A cold case is an unsolved criminal investigation that remains open indefinitely pending the discovery of new evidence. There have been numerous unique cases throughout history, some of which still remained unsolved to this day, such as the Jack the Ripper killings, the Zodiac murders, and the Black Dahlia slaying. In this new, regular series, Wicked Horror’s resident true crime expert April Bennett takes a look at one of these cases in an attempt to better understand why it remains open. In this installment, April will be revisiting the infamous Tekarkana murders. This installment will unfold over several weeks. This week, we bring you Part 2. You can check out part one here.
The First Attack (Continued)
Last week we left off with Hollis and Larey unsure of who their attacker was and Sheriff Bill Presley faced with an unknown, violent assailant. The following day, the local newspaper, the Texarkana Gazette, ran a headline proclaiming “Masked Man Beats Texarkanian and Girl” and described the following events that Sheriff Presley and the other officers put together the previous evening.
Mary Jeanne Larey, a 19 year old, attractive, petite, dark-eyed brunette, and her boyfriend James Hollis, a 24 year old male insurance agent, wanted to end their date night with some private time. After catching a film at a popular movie theater, they parked on a secluded road known locally as Lover’s Lane. Sometime during the evening, the couple was blinded by a stranger’s flashlight.
They assumed it was a police officer making his nightly rounds, but instead they were confronted by an armed, masked man with a flashlight and a gun. The couple was told to get out the car and they followed the stranger’s instructions, believing that if they did, they would not be killed. Larey promised the attacker that Hollis did not have any cash on him and even opened his wallet for proof, but the suspect kept on telling her that she was lying. Once they were ordered out of the car, Hollis was ordered to take off his pants, but after he did, the Phantom proceeded to bash Hollis in the head with the butt of his gun causing two deep fractures in Hollis’s skull.
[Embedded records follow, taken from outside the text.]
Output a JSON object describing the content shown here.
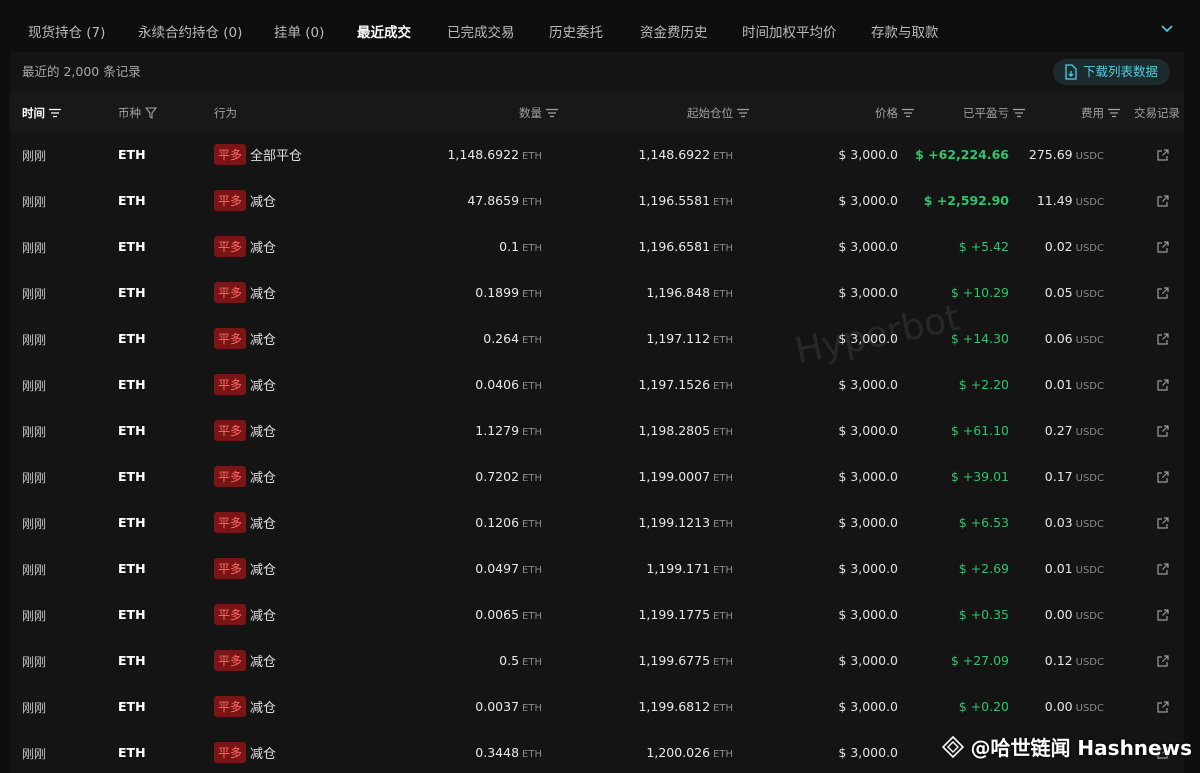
{
  "tabs": [
    {
      "label": "现货持仓 (7)",
      "active": false
    },
    {
      "label": "永续合约持仓 (0)",
      "active": false
    },
    {
      "label": "挂单 (0)",
      "active": false
    },
    {
      "label": "最近成交",
      "active": true
    },
    {
      "label": "已完成交易",
      "active": false
    },
    {
      "label": "历史委托",
      "active": false
    },
    {
      "label": "资金费历史",
      "active": false
    },
    {
      "label": "时间加权平均价",
      "active": false
    },
    {
      "label": "存款与取款",
      "active": false
    }
  ],
  "record_count": "最近的 2,000 条记录",
  "download_label": "下载列表数据",
  "columns": {
    "time": "时间",
    "coin": "币种",
    "action": "行为",
    "qty": "数量",
    "start": "起始仓位",
    "price": "价格",
    "pnl": "已平盈亏",
    "fee": "费用",
    "record": "交易记录"
  },
  "units": {
    "eth": "ETH",
    "usdc": "USDC"
  },
  "rows": [
    {
      "time": "刚刚",
      "coin": "ETH",
      "side": "平多",
      "action": "全部平仓",
      "qty": "1,148.6922",
      "start": "1,148.6922",
      "price": "$ 3,000.0",
      "pnl": "$ +62,224.66",
      "fee": "275.69"
    },
    {
      "time": "刚刚",
      "coin": "ETH",
      "side": "平多",
      "action": "减仓",
      "qty": "47.8659",
      "start": "1,196.5581",
      "price": "$ 3,000.0",
      "pnl": "$ +2,592.90",
      "fee": "11.49"
    },
    {
      "time": "刚刚",
      "coin": "ETH",
      "side": "平多",
      "action": "减仓",
      "qty": "0.1",
      "start": "1,196.6581",
      "price": "$ 3,000.0",
      "pnl": "$ +5.42",
      "fee": "0.02"
    },
    {
      "time": "刚刚",
      "coin": "ETH",
      "side": "平多",
      "action": "减仓",
      "qty": "0.1899",
      "start": "1,196.848",
      "price": "$ 3,000.0",
      "pnl": "$ +10.29",
      "fee": "0.05"
    },
    {
      "time": "刚刚",
      "coin": "ETH",
      "side": "平多",
      "action": "减仓",
      "qty": "0.264",
      "start": "1,197.112",
      "price": "$ 3,000.0",
      "pnl": "$ +14.30",
      "fee": "0.06"
    },
    {
      "time": "刚刚",
      "coin": "ETH",
      "side": "平多",
      "action": "减仓",
      "qty": "0.0406",
      "start": "1,197.1526",
      "price": "$ 3,000.0",
      "pnl": "$ +2.20",
      "fee": "0.01"
    },
    {
      "time": "刚刚",
      "coin": "ETH",
      "side": "平多",
      "action": "减仓",
      "qty": "1.1279",
      "start": "1,198.2805",
      "price": "$ 3,000.0",
      "pnl": "$ +61.10",
      "fee": "0.27"
    },
    {
      "time": "刚刚",
      "coin": "ETH",
      "side": "平多",
      "action": "减仓",
      "qty": "0.7202",
      "start": "1,199.0007",
      "price": "$ 3,000.0",
      "pnl": "$ +39.01",
      "fee": "0.17"
    },
    {
      "time": "刚刚",
      "coin": "ETH",
      "side": "平多",
      "action": "减仓",
      "qty": "0.1206",
      "start": "1,199.1213",
      "price": "$ 3,000.0",
      "pnl": "$ +6.53",
      "fee": "0.03"
    },
    {
      "time": "刚刚",
      "coin": "ETH",
      "side": "平多",
      "action": "减仓",
      "qty": "0.0497",
      "start": "1,199.171",
      "price": "$ 3,000.0",
      "pnl": "$ +2.69",
      "fee": "0.01"
    },
    {
      "time": "刚刚",
      "coin": "ETH",
      "side": "平多",
      "action": "减仓",
      "qty": "0.0065",
      "start": "1,199.1775",
      "price": "$ 3,000.0",
      "pnl": "$ +0.35",
      "fee": "0.00"
    },
    {
      "time": "刚刚",
      "coin": "ETH",
      "side": "平多",
      "action": "减仓",
      "qty": "0.5",
      "start": "1,199.6775",
      "price": "$ 3,000.0",
      "pnl": "$ +27.09",
      "fee": "0.12"
    },
    {
      "time": "刚刚",
      "coin": "ETH",
      "side": "平多",
      "action": "减仓",
      "qty": "0.0037",
      "start": "1,199.6812",
      "price": "$ 3,000.0",
      "pnl": "$ +0.20",
      "fee": "0.00"
    },
    {
      "time": "刚刚",
      "coin": "ETH",
      "side": "平多",
      "action": "减仓",
      "qty": "0.3448",
      "start": "1,200.026",
      "price": "$ 3,000.0",
      "pnl": "",
      "fee": ""
    }
  ],
  "watermark": "Hyperbot",
  "brand": "@哈世链闻 Hashnews",
  "colors": {
    "accent": "#4fd0e0",
    "profit": "#2fc36b",
    "badge_bg": "#7a1515",
    "badge_text": "#ff6a6a"
  }
}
Then, for unknown reasons, after Hollis collapsed from his injuries, the stranger told Larey to run. Once she got some distance from him, he caught up and asked her why she ran. When she answered that he told her to, he calls her a liar, punches her in the face, and proceeded to vaginally penetrate her with his gun. He probably would have killed Larey, but luckily, some headlights appeared in the distance, which scared him off. However, before he escaped in the night he punched Larey in the face one last time.
The sheriff’s initial reaction was that this attack was conducted by Larey’s estranged husband, but the ex-lover was able to provide an alibi that placed him nowhere near the crime scene. Also, the police did not believe the victims at first and thought they were hiding the identity of the gunman, but pieces of evidence corroborated their story.
For one, Hollis’s pants were found approximately 100 yards from the crime scene, which would indicate that he abandoned his garments under the instruction of his attacker. Also, although Larey was not properly examined for rape at the hospital, there were reported signs of vaginal bruising.
Despite this, little was done, in the days following the attack, to find the suspect. The sheriff did not want to strain the already fragile town and create further racial tension based on Larey’s seemingly unfounded claims that the attacker was an African American man. A few days prior to February 22nd, an innocent black man was lynched and this stirred the town. The sheriff believed that the attack on Larey and Hollis was just a part of the normal criminal activity in Texarkana, or even an isolated event, so the police department did not believe that an active, involved search of the suspect was necessary.
Thirty days after Larey and Hollis’s attack, on the morning of March 24th, a father and son discovered two bodies shot in a car that was parked on a quiet street. As soon as they saw the blood in the car and the bodies of a young couple slumped in the seats, they phoned the police. When first responders arrived to process the scene, the ambulance and law enforcement vehicles attracted a lot of attention from nearby citizens. Soon after, police appeared and a relatively large crowd subsequently formed to see what had happened.
Unfortunately, since Sheriff Presley and the Texarkana police department were not properly trained in collecting evidence, the crime scene was not adequately preserved and what evidence could have been collected was destroyed due to mishandling. For example, when the tow truck came to take the car away, officers failed to wear gloves and, in the process, muddled the possibility of collecting fingerprints of the suspect by adding their own.
Also, one of the spectators of the crime scene that lingered dangerously close to the parked car found the keys about 100 yards away and picked them up with his bare hands to turn them into the police. This would unfortunately be one of the many blunders that would occur in the course of this investigation.
Check out part three of our Cold Case Analysis, on The Texarkana Murders, next week only on Wicked Horror.